Spaventa claims that other companies compete on cost and that Singular "competes on performance." Spaveda, a former basketball player, says he "loves to compete." He expects there will be more than one winner, adding that competition is good for the end market and customers will benefit.
"Neither Singular nor Element appears to be an Illumina killer," notes Baker. "But it could be a chaotic battle in the short reading space."
The long and the short of it
With increasing market demand for long-read technology, it's no surprise that short-read companies (old and new) are looking for ways to integrate longer-read technologies into their platforms. The easiest way to do this is to offer somethingsyntheticLong reads - Technology that combines short reads to make them longer.
According to He, Element is "the first short-read technology that also offers long-read sequencing." The addition of long-read capabilities was made possible last February when Element acquired Loop Genomics.
The synthetic long reads offered by Element are up to 10 kb in size - smaller than the "real" long reads offered by companies such as Pacific Biosciences and Oxford
nanopore technologies. However, Shawn Levy, PhD, the newest member of the Element team, who was hired in February as senior vice president of applications and scientific affairs and will continue his role as a researcher at the HudsonAlpha Institute for Biotechnology, says a 10-kb read has a huge advantage over short read processes. Increasing the size from hundreds to thousands of base pairs offers the greatest impact for the greatest number of applications, Levy claims. Implementing loop chemistry is straightforward and requires the addition of a library preparation kit. Additionally, users can multiplex short and long read libraries in the same flow cell.
Illumina announced its plan to include long-read technology, which J.P. The Morgan Health Care Conference last January introduced the Infinity technology platform. The move, Baker says, is Illumina's attempt to retain customers who may be drawn away by the long-standing offerings of Element and Singular. Essentially, according to Baker, Illumina is saying, "Stay here!"
Spaventa claims that Singular's bread and butter is its core sequencing kits. The company offers an application kit called XR-seq that enables targeted medium-length reads in the 500–3,000 base range.
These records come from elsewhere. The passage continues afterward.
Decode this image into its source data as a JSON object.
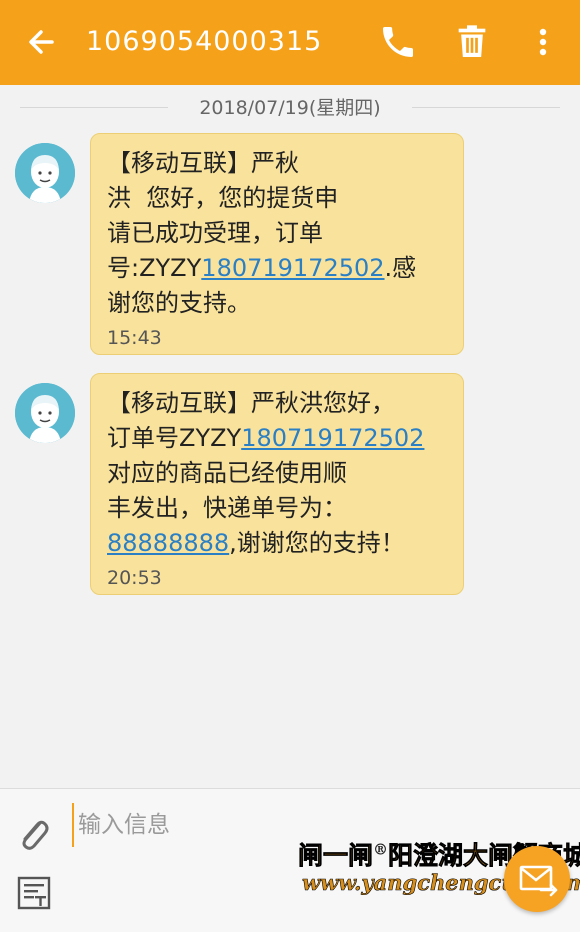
{
  "header": {
    "title": "1069054000315",
    "back_icon": "arrow-left-icon",
    "call_icon": "phone-icon",
    "delete_icon": "trash-icon",
    "more_icon": "more-vertical-icon",
    "bg_color": "#f5a11a"
  },
  "conversation": {
    "date": "2018/07/19(星期四)",
    "messages": [
      {
        "text_before": "【移动互联】严秋\n洪  您好，您的提货申\n请已成功受理，订单\n号:ZYZY",
        "link": "180719172502",
        "text_after": ".感\n谢您的支持。",
        "time": "15:43"
      },
      {
        "text_before": "【移动互联】严秋洪您好，\n订单号ZYZY",
        "link": "180719172502",
        "text_middle": "\n对应的商品已经使用顺\n丰发出，快递单号为：\n",
        "link2": "88888888",
        "text_after": ",谢谢您的支持！",
        "time": "20:53"
      }
    ]
  },
  "input": {
    "placeholder": "输入信息",
    "value": ""
  },
  "watermark": {
    "line1": "闸一闸",
    "reg": "®",
    "line1b": "阳澄湖大闸蟹商城",
    "line2": "www.yangchengcun.com"
  },
  "colors": {
    "accent": "#f5a11a",
    "bubble": "#f9e39c",
    "link": "#2b7fc4"
  }
}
These reads are not used for mapping, but for more targeted approaches such as heavy and light chain sequencing, phage display libraries, 16S RNA and full-length isoforms.
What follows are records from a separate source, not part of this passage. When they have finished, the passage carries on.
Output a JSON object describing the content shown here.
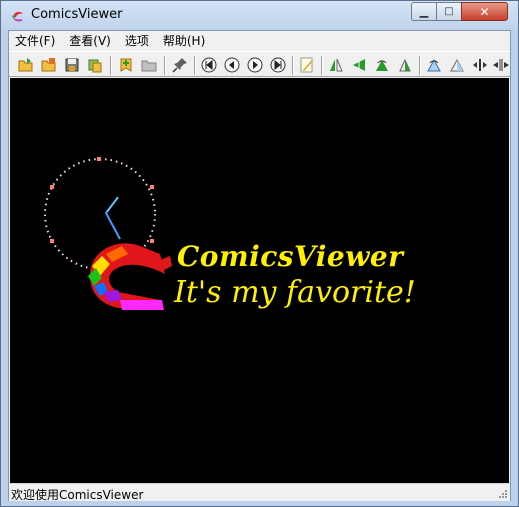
{
  "window": {
    "title": "ComicsViewer",
    "minimize_glyph": "▁",
    "maximize_glyph": "□",
    "close_glyph": "✕"
  },
  "menubar": {
    "items": [
      {
        "label": "文件(F)"
      },
      {
        "label": "查看(V)"
      },
      {
        "label": "选项"
      },
      {
        "label": "帮助(H)"
      }
    ]
  },
  "toolbar": {
    "buttons": [
      {
        "icon": "open-folder-icon"
      },
      {
        "icon": "open-recent-icon"
      },
      {
        "icon": "save-icon"
      },
      {
        "icon": "copy-icon"
      },
      {
        "icon": "bookmark-add-icon"
      },
      {
        "icon": "bookmark-folder-icon"
      },
      {
        "icon": "pin-icon"
      },
      {
        "icon": "first-page-icon"
      },
      {
        "icon": "previous-page-icon"
      },
      {
        "icon": "next-page-icon"
      },
      {
        "icon": "last-page-icon"
      },
      {
        "icon": "edit-icon"
      },
      {
        "icon": "flip-icon"
      },
      {
        "icon": "rotate-left-icon"
      },
      {
        "icon": "rotate-icon"
      },
      {
        "icon": "rotate-right-icon"
      },
      {
        "icon": "mirror-icon"
      },
      {
        "icon": "mirror-right-icon"
      },
      {
        "icon": "fit-width-icon"
      },
      {
        "icon": "fit-split-icon"
      }
    ]
  },
  "viewer": {
    "logo_title": "ComicsViewer",
    "logo_subtitle": "It's my favorite!",
    "background": "#000000",
    "text_color": "#ffef00"
  },
  "statusbar": {
    "text": "欢迎使用ComicsViewer"
  }
}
A relative veteran of the NGS space, Pacific Biosciences is known for its longer, high-quality reads. It has proven technology. But it needs to find the right applications. It recently acquired short-reading company Omniome. Baker believes this could open the door to the clinical space.
The problem, according to Baker, is that Omniome hasn't spent much time building the platform. While platform chemistry may be solid, selling an instrument isn't enough. As a result, Pacific Biosciences must now build a platform for this chemistry, which is not a traditional strength of the company. Like Element, Pacific Biosciences recently hired a number of former Illumina executives. It will be interesting to see what happens next.
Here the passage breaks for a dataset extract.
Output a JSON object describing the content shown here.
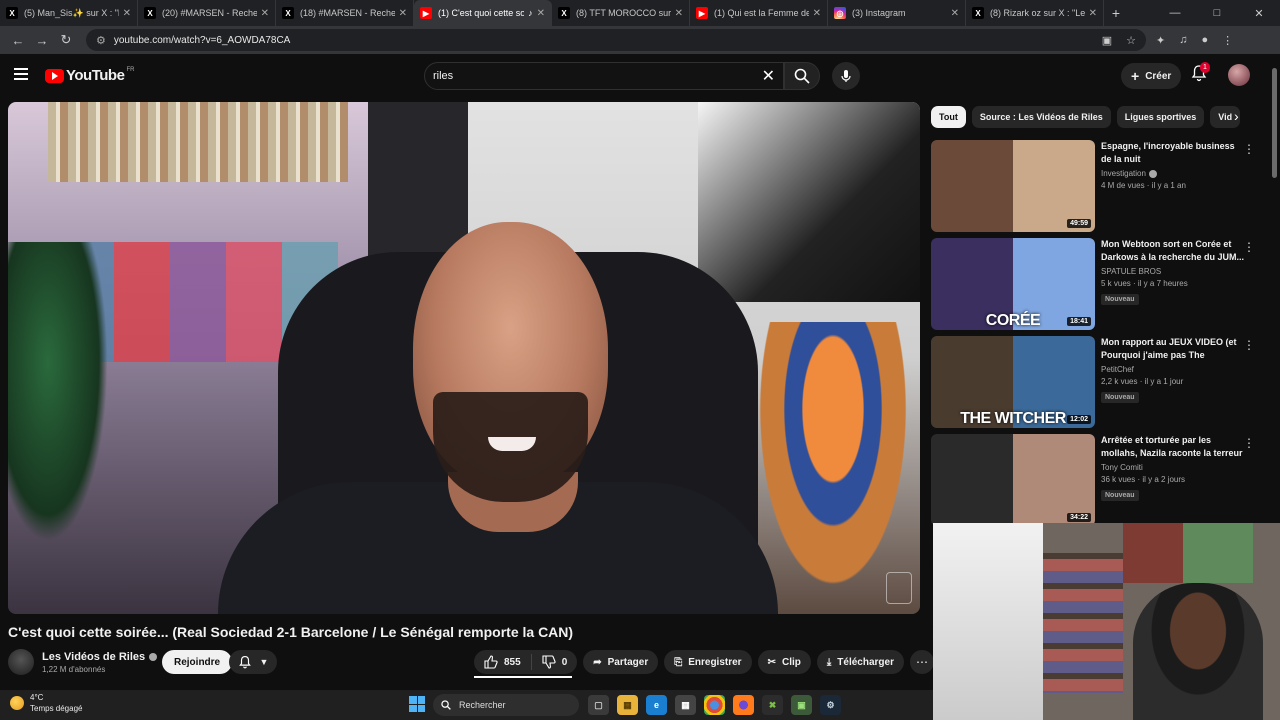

One thing that Singular and Element have in common is their commitment to stable, proactive goals. Singular talked about entering spatial genomics and single cell biology. Element says it built its platform with evolution and expansion in mind. The platform's low-binding chemistry and surface imaging system is designed to go beyond DNA.
What is certain, says Baker, is that there will be "a lot of pain." Illumina needs to start competing. Singular and Element are fighting to overtake the market leader. The only group that won't be hurt is the consumers. You will finally have a choice.